Kids can be “programmed” at an early age, said Ani, while it’s more of mental and physical conditioning for adults. “I know it is very hard to get up very in the morning, so it is best to join a group so that you can follow a training time and routine.”
Ani, also a coach and trainer, said you have to set realistic goals, then work on how to sustain it. Her tip: Work around your schedule, find time within your work and family life, identify goal rate, and slowly build up your runs around it. Prioritize. Being too busy is not an excuse, because “if you want it hard enough you will find a way.”

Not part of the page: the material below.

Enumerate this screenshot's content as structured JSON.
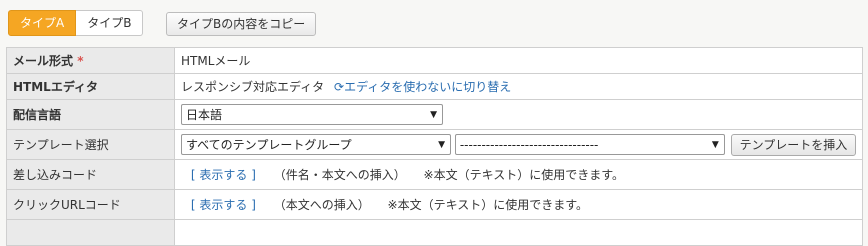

Pizarro, a mother of two and publisher of The Bull Runner Magazine, said running is a convenient way to get fit, especially for multitasking women. “You can squeeze in outdoor runs in the morning. If it’s too hot in the daytime, you can run on the treadmill; at night, you can run with friends. It is very flexible. Make sure running won’t be hassle so that you wouldn’t easily give up.”
And while running complements your life, you should never forget to have fun.
“I can be very competitive,” said Pizarro. “So my weekday runs are fast, while my weekend runs with friends are more relaxed. We don’t worry about time and personal records, just what we’ll be having for breakfast afterwards.”
Pizarro is organizing the Bull Runner Dream Marathon on March 18.
CYCLIST Raul Cuevas
Ready to run? Now keep these in mind to avoid injuries.
Preparation is key, said Dan, a 15-time Ironman finisher and former coach of the Philippine Triathlon team. Follow a progression and build your speed slowly. Don’t overdo it.
Del Rosario said passion is good, but you don’t have to be too aggressive. Start slow. Your initial goal should be to finish a 3K run-walk until you can run the whole length. Do this until you can finish 5K without walking. Also, find out your foot type (flat-footed, high-arch, neutral) and invest in proper running shoes. His RunRio race company organizes all Unilab Active Health events.
Many thanks to Mr. Arnold Buena for allowing us to share this very cool video of our last race for 2011 in TREVEIA, Nuvali.
Very nice shots with the helicopter camera!!!